Sunday, July 28, 2013

On Parents' Day

Contestants, judges and the anchor in a reality show shed tears remembering their parents and how the parents were their gods. Many of them are young children, so I can well believe it. But as I watched the elders, not that I suspect their sincerity, but I couldn't help remembering two incidents - one which I witnessed just a day before, and another, several years ago.
I was in the library, picking up books when one old lady walked up and asked the librarian, "Any new novels have come?"
"No, nothing new, all the same old titles are there."
"But why don't you get some?"
"Nobody reads Telugu novels except you."
"Okay, give me some books. I get bored at home."
The librarian turned to his assistant who said, "But her membership has been cancelled."
"Sorry lady, you can't take books."
The old lady took out a Rs 100 note. "Since you will anyway throw them away, give me those books. I will buy them from you."
"I can't, your son will shout at me," the librarian said. "Give me his number, I will talk to him."
"No, they are all busy at home. You give me those books, I will pay you, I am such an old member of yours. I have been coming here since you started so many years ago!"
"Give me your son's number," the librarian persisted.
"No, they will shout at me if you call," the lady said and left in resignation.
What could have made the son cancel her membership? She was probably in her late 70s but was mobile. She seemed sharp and her faculties still acute. Then why would her son deny her the pleasure of reading?

Years, ago, when I lived in a working women's hostel, a lady was brought to the only house-like building there. She was in her 70s or 80s. Her son and daughter in law were working and they thought this was a safe place for her.
It was. But it was filled with strangers. Though one or two of us dropped in out of pity, her repetitive conversations and whining and complaining kept us away after a while.
Yes, I could understand how she would be boring her son and daughter in law. But, wasn't she his mother? Hadn't she tolerated his repetitive babble when he was a child and a toddler? While her heart would have brimmed with pride at the gurgling nonsense, his son probably found it embarrassing.
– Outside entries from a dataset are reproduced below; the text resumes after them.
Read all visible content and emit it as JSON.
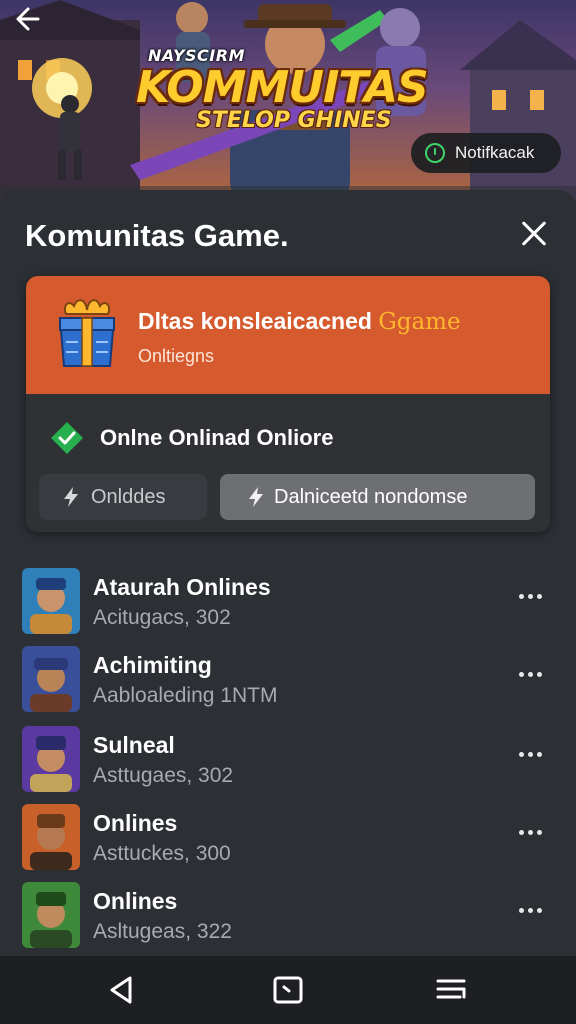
{
  "banner": {
    "logo_sub": "NAYSCIRM",
    "logo_main": "KOMMUITAS",
    "logo_tag": "STELOP GHINES",
    "notification_label": "Notifkacak"
  },
  "sheet": {
    "title": "Komunitas Game."
  },
  "card": {
    "title": "Dltas konsleaicacned",
    "title_accent": "Ggame",
    "subtitle": "Onltiegns",
    "status_text": "Onlne Onlinad Onliore",
    "online_button": "Onlddes",
    "download_button": "Dalniceetd nondomse",
    "header_color": "#d55a2e"
  },
  "list": {
    "items": [
      {
        "name": "Ataurah Onlines",
        "meta": "Acitugacs, 302",
        "avatar_colors": [
          "#2f7fb8",
          "#c48a3a"
        ]
      },
      {
        "name": "Achimiting",
        "meta": "Aabloaleding 1NTM",
        "avatar_colors": [
          "#3a4f9a",
          "#6a3b2a"
        ]
      },
      {
        "name": "Sulneal",
        "meta": "Asttugaes, 302",
        "avatar_colors": [
          "#5a3aa0",
          "#c2a35a"
        ]
      },
      {
        "name": "Onlines",
        "meta": "Asttuckes, 300",
        "avatar_colors": [
          "#c8602a",
          "#3e2a1c"
        ]
      },
      {
        "name": "Onlines",
        "meta": "Asltugeas, 322",
        "avatar_colors": [
          "#3f8a3a",
          "#2a4a26"
        ]
      }
    ]
  },
  "colors": {
    "accent_orange": "#d55a2e",
    "status_green": "#3fd46b",
    "sheet_bg": "#2c2f34"
  }
}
Can we pass judgement on such children? Increasingly, I find myself wondering about vanaprastham and its significance in our lives. Elderly couple would often voluntarily leave the worldly life after their children had their own families to pursue higher knowledge giving up all material pleasures. Was this why this had been introduced as one of the four stages of our lives - because our ancestors had seen that not all children and their parents can live in harmony beyond a point. And so, instead of becoming a burden and in turn feeling neglected, they find their way out of this illusory lives when their faculties are still functional and then take up sanyasa when the time is right?

Otherwise, maybe we too need to go the Chinese way - legally binding children to visit their aging parents!

Related Posts Plugin for WordPress, Blogger...